Project description:Even when antiretroviral therapy (ART) is started early after infection, HIV DNA might persist in the central nervous system (CNS), possibly contributing to inflammation, brain damage and neurocognitive impairment. Paired blood and cerebrospinal fluid (CSF) were collected from 16 HIV-infected individuals on suppressive ART: 9 participants started ART <4 months of the estimated date of infection (EDI) ("early ART"), and 7 participants started ART >14 months after EDI ("late ART"). For each participant, neurocognitive functioning was measured by Global Deficit Score (GDS). HIV DNA levels were measured in peripheral blood mononuclear cells (PBMCs) and CSF cell pellets by droplet digital (dd)PCR. Soluble markers of inflammation (sCD163, IL-6, MCP-1, TNF-?) and neuronal damage (neurofilament light [NFL]) were measured in blood and CSF supernatant by immunoassays. HIV-1 partial C2V3 env deep sequencing data (Roche 454) were obtained for 8 paired PBMC and CSF specimens and used for phylogenetic and compartmentalization analysis. Median exposure to ART at the time of sampling was 2.6 years (IQR: 2.2-3.7) and did not differ between groups. We observed that early ART was significantly associated with lower molecular diversity of HIV DNA in CSF (p<0.05), and lower IL-6 levels in CSF (p = 0.02), but no difference for GDS, NFL, or HIV DNA detectability compared to late ART. Compartmentalization of HIV DNA populations between CSF and blood was detected in 6 out of 8 participants with available paired HIV DNA sequences (2 from early and 4 from late ART group). Phylogenetic analysis confirmed the presence of monophyletic HIV DNA populations within the CSF in 7 participants, and the same population was repeatedly sampled over a 5 months period in one participant with longitudinal sampling.
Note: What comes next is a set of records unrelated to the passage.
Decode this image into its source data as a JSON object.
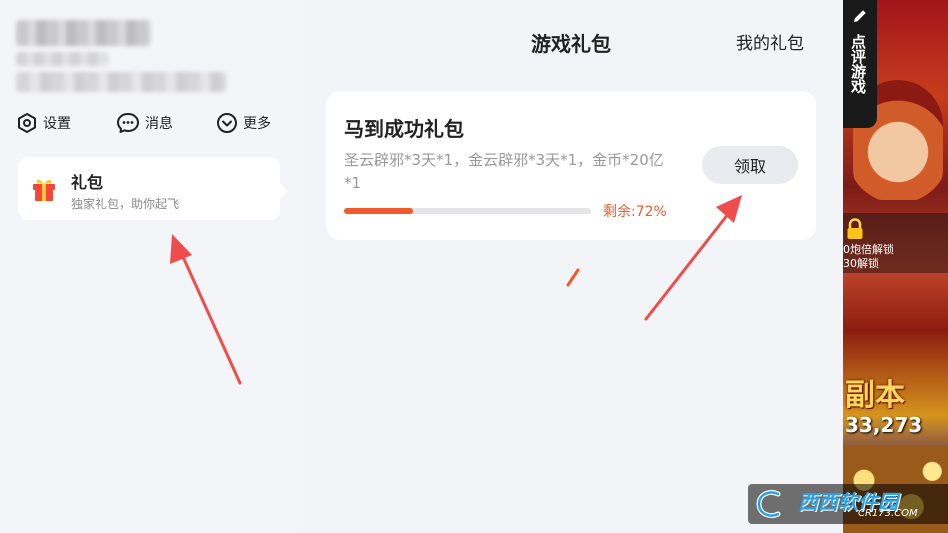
{
  "profile": {
    "name": "",
    "id": "",
    "info": ""
  },
  "quick_actions": {
    "settings_label": "设置",
    "messages_label": "消息",
    "more_label": "更多"
  },
  "sidebar": {
    "gift_entry": {
      "title": "礼包",
      "subtitle": "独家礼包，助你起飞"
    }
  },
  "main": {
    "title": "游戏礼包",
    "my_gifts_link": "我的礼包",
    "gift_pack": {
      "title": "马到成功礼包",
      "description": "圣云辟邪*3天*1，金云辟邪*3天*1，金币*20亿*1",
      "remaining_label": "剩余:72%",
      "remaining_fraction": 0.28,
      "claim_label": "领取"
    }
  },
  "right_banner": {
    "review_label": "点评游戏",
    "unlock_lines": "0炮倍解锁\n30解锁",
    "headline": "副本",
    "number": "33,273"
  },
  "watermark": {
    "title": "西西软件园",
    "url": "CR173.COM"
  },
  "colors": {
    "accent": "#f15a2b",
    "card": "#ffffff",
    "background": "#f3f4f7"
  }
}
Such compartmentalized provirus in the CNS needs to be considered for the design of future eradication strategies and might contribute to the neuropathogenesis of HIV.